We made it back out with only one more puncture and managed to get all three tires repaired in Bārīs before heading back to the same hotel we had stayed the previous night. Although I was rather disappointed on not completing our planned route, the blacktop from Baġdād (Kharga) to Luxor passed within 10 km of 25N 31E, so it was out with the imagery to plot a route in. The area looked like it was mainly the broken nasty limestone but there were contours of pinkish terrain on the imagery that I imagined was good going. There was also what appeared to be a track that got part of the way there.
We set off early next morning and were soon on top of the scarp where we looked for the track. It was a small gatch road that led west, then north. I was using Ozi Explorer on my mobile phone with the satellite imagery loaded to guide us as we went for the first time this trip and it had worked well the day before. However the Confluence was on the border between two frames and it would always seem to pick the wrong image, so we had to work from the digitized track I had planned. It became obvious that the good going pink areas were in fact covered in brownish football-sized boulders and almost impassable. However the areas of white limestone were reasonable, if slow going.
We left the track north of plan and followed the edge of the bad terrain until we were just north of the point where we decided, the best plan was to stop for a tea break while I and whoever was interested would walk in. As expected, Riḍā and Halīm had no interest in walking 1 km to photo some rocks in the middle of nowhere and thought that getting the kettle on was a far more worthwhile task. Eddie, although not quite sure why I wanted to walk to the point was game for it and off we set.
About 500 m in, our progress seemed slow until I discovered that the Garmin I was using was set for miles and we had 1 mile walk. This did not phase Eddie and we pressed on and reached the point where Eddie watched a bit non-plussed while I did an extended zero's dance, but he twigged as soon as he saw the zeroes on first my Garmin, then his.
We took the photos and then noticed that we were not the first to reach the point. The point lay in a strip of limestone between rougher areas and just as we finished taking the photos, we noticed the old faint tire tracks running east to west and directly over the point.

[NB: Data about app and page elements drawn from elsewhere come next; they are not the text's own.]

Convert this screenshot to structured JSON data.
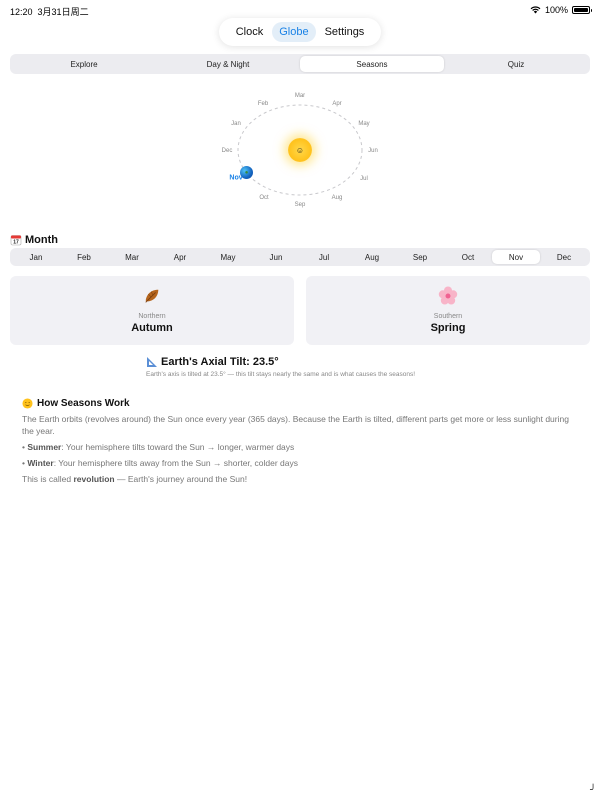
{
  "status": {
    "time": "12:20",
    "date": "3月31日周二",
    "battery": "100%",
    "battery_level": 1.0
  },
  "top_nav": [
    "Clock",
    "Globe",
    "Settings"
  ],
  "top_nav_active": "Globe",
  "tabs": [
    "Explore",
    "Day & Night",
    "Seasons",
    "Quiz"
  ],
  "tabs_active": "Seasons",
  "orbit": {
    "months": [
      "Jan",
      "Feb",
      "Mar",
      "Apr",
      "May",
      "Jun",
      "Jul",
      "Aug",
      "Sep",
      "Oct",
      "Nov",
      "Dec"
    ],
    "current": "Nov"
  },
  "month_section": {
    "title": "Month",
    "months": [
      "Jan",
      "Feb",
      "Mar",
      "Apr",
      "May",
      "Jun",
      "Jul",
      "Aug",
      "Sep",
      "Oct",
      "Nov",
      "Dec"
    ],
    "selected": "Nov"
  },
  "hemispheres": {
    "northern": {
      "label": "Northern",
      "season": "Autumn",
      "icon": "fallen-leaf-icon"
    },
    "southern": {
      "label": "Southern",
      "season": "Spring",
      "icon": "cherry-blossom-icon"
    }
  },
  "tilt": {
    "title": "Earth's Axial Tilt: 23.5°",
    "desc": "Earth's axis is tilted at 23.5° — this tilt stays nearly the same and is what causes the seasons!"
  },
  "how": {
    "title": "How Seasons Work",
    "intro": "The Earth orbits (revolves around) the Sun once every year (365 days). Because the Earth is tilted, different parts get more or less sunlight during the year.",
    "summer_label": "Summer",
    "summer_text": ": Your hemisphere tilts toward the Sun → longer, warmer days",
    "winter_label": "Winter",
    "winter_text": ": Your hemisphere tilts away from the Sun → shorter, colder days",
    "revolution_pre": "This is called ",
    "revolution_word": "revolution",
    "revolution_post": " — Earth's journey around the Sun!"
  },
  "colors": {
    "accent": "#1a82e6",
    "segment_bg": "#ececf0",
    "card_bg": "#f1f1f5"
  }
}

The tracks are visible in the photo with the easterly view.
We were back at the car just in time for the kettle to have boiled and to have a well deserved coffee break before returning to the blacktop and on to Luxor satisfied with this unplanned bagging.
Continued at 24N 32E.